Texas landowners who have property located along streams, known as riparian areas, may benefit from a free riparian habitat management workshop being offered by the Guadalupe-Blanco River Trust (GBR Trust) and the Comal-Guadalupe Soil and Water Conservation District (SWCD) on Wednesday April 3, 2013, at Guadalupe River RV Park in Spring Branch and on Thursday April 4, 2013, at the Texas Agricultural Education and Heritage Center in Seguin.
Experienced natural resource specialists familiar with habitat management practices will deliver the program that features both a classroom session and a site visit to a riparian area. Functional streamside, or riparian, areas provide a wide range of benefits to both people and wildlife, and interest in function and management of these areas has been growing steadily throughout the state. Continue reading
It seems more intensive lesser prairie chicken management is on the horizon as chicken numbers continue to decline across its range. The Texas Parks and Wildlife Department (TPWD) will host a public meeting on February 25 in Morton, Texas and a stakeholder meeting February 28 in Austin to discuss the draft range-wide conservation plan for the lesser prairie chicken. The plan represents a multi-state effort to conserve the prairie chicken and its habitat, and to address its proposed listing as a threatened species under the Endangered Species Act.
The U.S. Fish and Wildlife Service is expected to publish a final rule on the status of the chicken in September. It appears that the “endangered” status of the lesser prairie chicken is definitely on the table. Continue reading

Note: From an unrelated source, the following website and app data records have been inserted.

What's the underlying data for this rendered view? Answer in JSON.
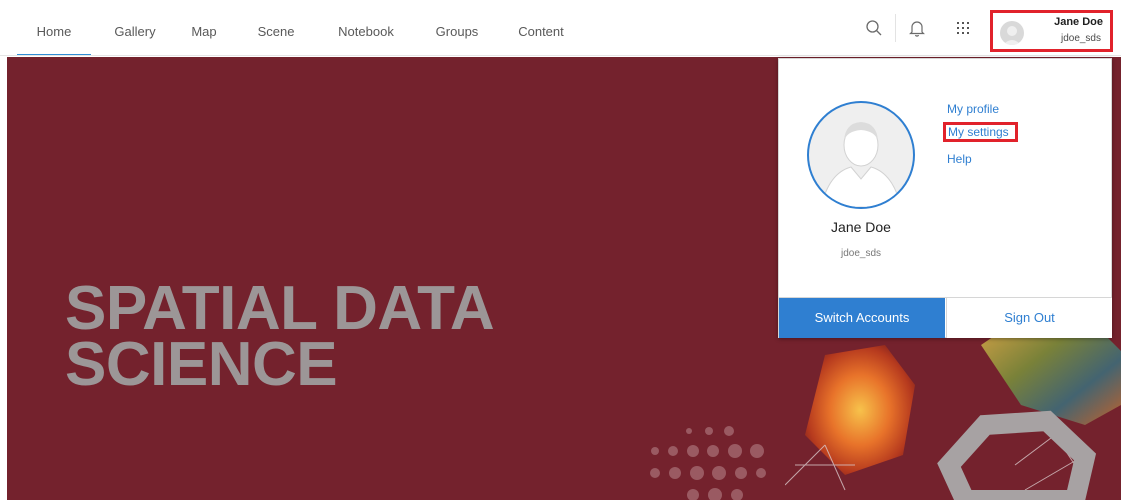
{
  "nav": {
    "items": [
      {
        "label": "Home",
        "active": true
      },
      {
        "label": "Gallery"
      },
      {
        "label": "Map"
      },
      {
        "label": "Scene"
      },
      {
        "label": "Notebook"
      },
      {
        "label": "Groups"
      },
      {
        "label": "Content"
      }
    ],
    "icons": [
      "search-icon",
      "bell-icon",
      "app-launcher-icon"
    ]
  },
  "user_chip": {
    "name": "Jane Doe",
    "username": "jdoe_sds"
  },
  "hero": {
    "title_line1": "SPATIAL DATA",
    "title_line2": "SCIENCE"
  },
  "dropdown": {
    "name": "Jane Doe",
    "username": "jdoe_sds",
    "links": [
      {
        "label": "My profile"
      },
      {
        "label": "My settings",
        "highlighted": true
      },
      {
        "label": "Help"
      }
    ],
    "switch_label": "Switch Accounts",
    "signout_label": "Sign Out"
  },
  "colors": {
    "accent": "#2f7fd1",
    "hero_bg": "#74222d",
    "highlight": "#e1222b"
  }
}
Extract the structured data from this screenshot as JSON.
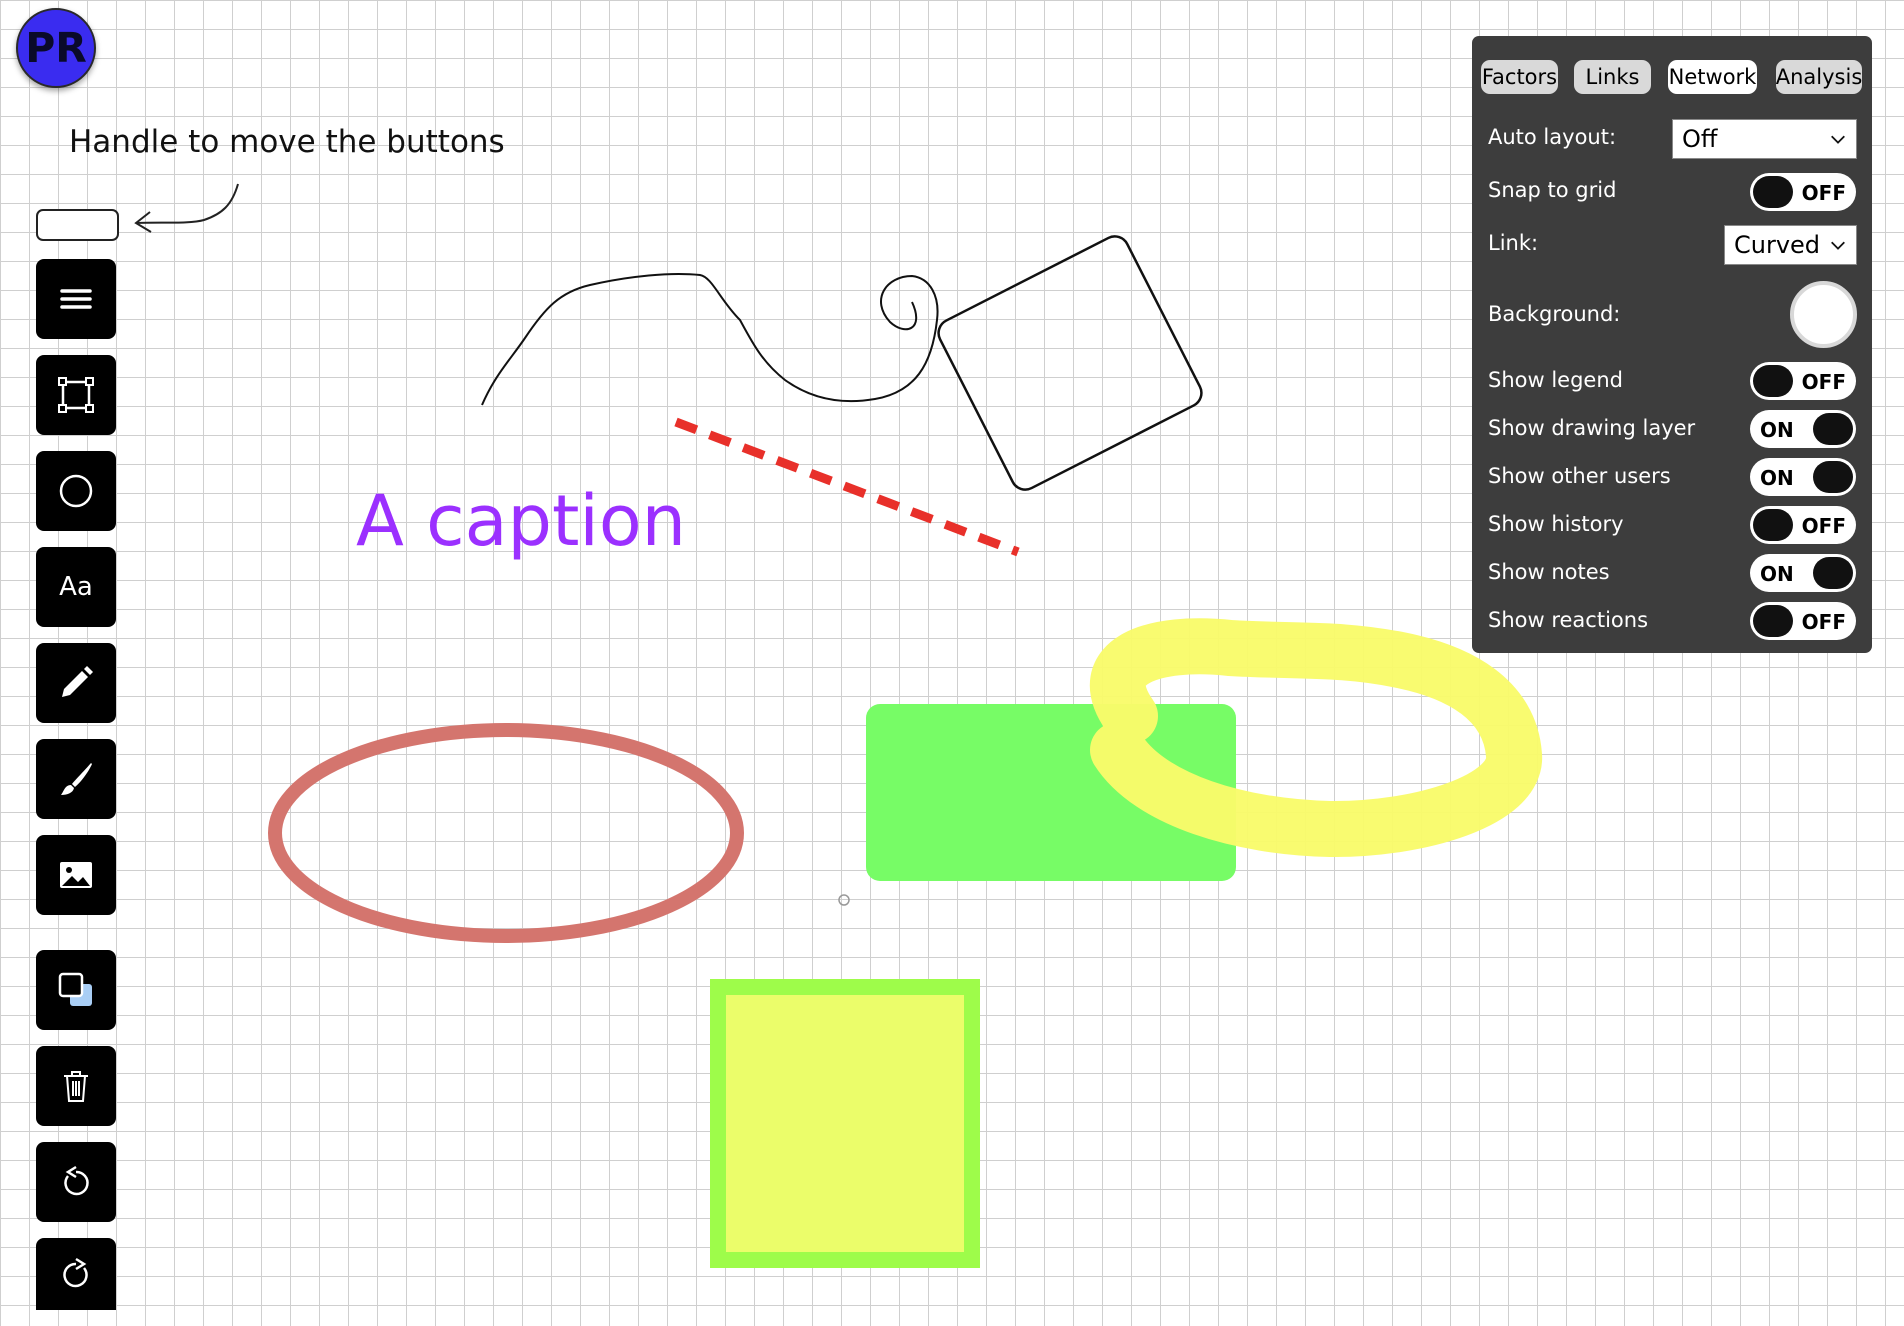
{
  "avatar": {
    "initials": "PR",
    "color": "#3a2cf0"
  },
  "handle": {
    "label": "Handle to move the buttons"
  },
  "toolbar": {
    "items": [
      {
        "name": "menu",
        "icon": "hamburger-menu-icon"
      },
      {
        "name": "rectangle",
        "icon": "rectangle-select-icon"
      },
      {
        "name": "ellipse",
        "icon": "circle-icon"
      },
      {
        "name": "text",
        "icon": "text-icon",
        "label": "Aa"
      },
      {
        "name": "pencil",
        "icon": "pencil-icon"
      },
      {
        "name": "brush",
        "icon": "brush-icon"
      },
      {
        "name": "image",
        "icon": "image-icon"
      },
      {
        "name": "bring-front",
        "icon": "layers-icon"
      },
      {
        "name": "delete",
        "icon": "trash-icon"
      },
      {
        "name": "undo",
        "icon": "undo-icon"
      },
      {
        "name": "redo",
        "icon": "redo-icon"
      }
    ]
  },
  "canvas": {
    "caption": "A caption",
    "colors": {
      "caption": "#9b30ff",
      "dashed_line": "#e8302a",
      "ellipse_stroke": "#d4756e",
      "green_rect": "#77fc66",
      "yellow_rect_fill": "#ebfd6a",
      "yellow_rect_border": "#9efc4a",
      "highlighter": "#f9fb6a"
    }
  },
  "panel": {
    "tabs": [
      {
        "label": "Factors",
        "active": false
      },
      {
        "label": "Links",
        "active": false
      },
      {
        "label": "Network",
        "active": true
      },
      {
        "label": "Analysis",
        "active": false
      }
    ],
    "auto_layout": {
      "label": "Auto layout:",
      "value": "Off"
    },
    "snap_to_grid": {
      "label": "Snap to grid",
      "state": "OFF"
    },
    "link": {
      "label": "Link:",
      "value": "Curved"
    },
    "background": {
      "label": "Background:",
      "color": "#ffffff"
    },
    "toggles": [
      {
        "label": "Show legend",
        "state": "OFF"
      },
      {
        "label": "Show drawing layer",
        "state": "ON"
      },
      {
        "label": "Show other users",
        "state": "ON"
      },
      {
        "label": "Show history",
        "state": "OFF"
      },
      {
        "label": "Show notes",
        "state": "ON"
      },
      {
        "label": "Show reactions",
        "state": "OFF"
      }
    ]
  }
}
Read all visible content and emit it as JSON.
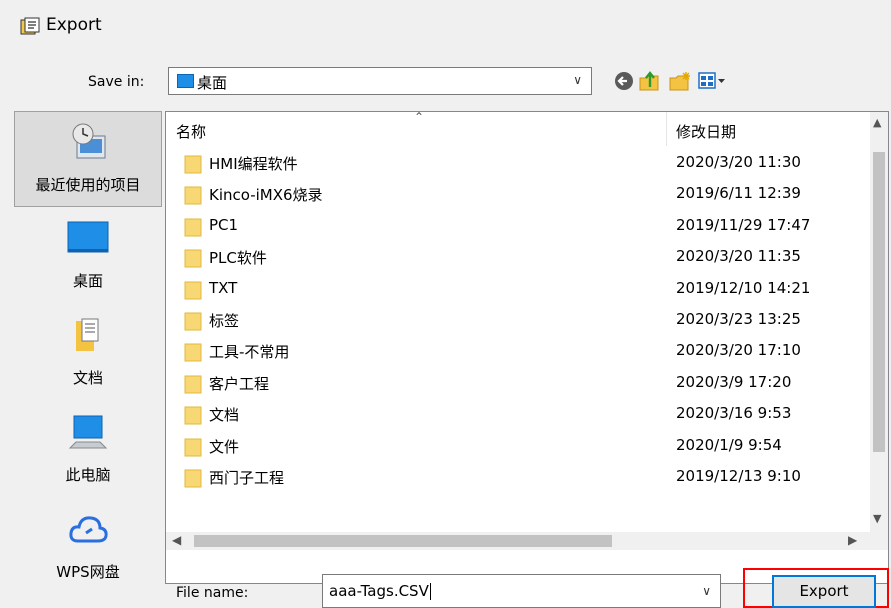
{
  "window": {
    "title": "Export"
  },
  "toolbar": {
    "save_in_label": "Save in:",
    "save_in_value": "桌面",
    "icons": [
      "back-icon",
      "up-folder-icon",
      "new-folder-icon",
      "view-menu-icon"
    ]
  },
  "places": [
    {
      "label": "最近使用的项目",
      "icon": "recent-items-icon",
      "selected": true
    },
    {
      "label": "桌面",
      "icon": "desktop-icon",
      "selected": false
    },
    {
      "label": "文档",
      "icon": "documents-icon",
      "selected": false
    },
    {
      "label": "此电脑",
      "icon": "this-pc-icon",
      "selected": false
    },
    {
      "label": "WPS网盘",
      "icon": "wps-cloud-icon",
      "selected": false
    }
  ],
  "file_list": {
    "columns": {
      "name": "名称",
      "date": "修改日期"
    },
    "rows": [
      {
        "name": "HMI编程软件",
        "date": "2020/3/20 11:30"
      },
      {
        "name": "Kinco-iMX6烧录",
        "date": "2019/6/11 12:39"
      },
      {
        "name": "PC1",
        "date": "2019/11/29 17:47"
      },
      {
        "name": "PLC软件",
        "date": "2020/3/20 11:35"
      },
      {
        "name": "TXT",
        "date": "2019/12/10 14:21"
      },
      {
        "name": "标签",
        "date": "2020/3/23 13:25"
      },
      {
        "name": "工具-不常用",
        "date": "2020/3/20 17:10"
      },
      {
        "name": "客户工程",
        "date": "2020/3/9 17:20"
      },
      {
        "name": "文档",
        "date": "2020/3/16 9:53"
      },
      {
        "name": "文件",
        "date": "2020/1/9 9:54"
      },
      {
        "name": "西门子工程",
        "date": "2019/12/13 9:10"
      }
    ]
  },
  "footer": {
    "file_name_label": "File name:",
    "file_name_value": "aaa-Tags.CSV",
    "export_label": "Export"
  },
  "colors": {
    "accent": "#0078d7",
    "highlight_outline": "#ff0000",
    "folder": "#f8d775"
  }
}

Question: “We have been trying to improve the deer hunting on our property for about four or five years now. We started some wildlife habitat management practices and have started to keep survey records of the deer we see. We have tried deer food plots during the past several years, but because of the lack of rain, they have performed poorly. They are not helping the deer if they do not grow. Now we are considering the feeding of deer. So my question is, when should we start the supplemental feeding of protein pellets and when do the bucks need most and when will they benefit from it the most during their antler growth?”
Wildlife Management Pro: Feeding protein pellets really helps the body condition (i.e. weight) of whitetail deer. Bucks with better body condition grow larger antlers. Heavier does will raise more fawns. If you want to benefit bucks the most for antler growth, to grow bigger antlers, start supplementing as soon as possible after the rut, or at least after you are through deer hunting, each year. Bucks will readily consume high quality protein foods until spring green-up, then they will use the better stuff found growing in their habitat. Continue reading
Landowners interested in learning more about prescribed burning as a wildlife management tool or gaining experience with prescribed fire in the Central Texas area are invited to attend a workshop in the Bandera area. A private landowner would like to invite anyone who is interested in learning more about how to conduct of prescribed burn, to his ranch in Tarpley. Larry Stark of the Natural Resources Conservation Service (NRCS) will be assisting with the planning stages of the burn. The prescribed burning for wildlife management class is open to anyone of any experience level and a meal will be supplied afterwards.
If you do not live close by, the landowner will be providing his camp house to anyone wishing to overnight, all you need is a bedroll and personal items. Please contact any of the below individuals in advance if you will be staying overnight and/or staying for the meal. Continue reading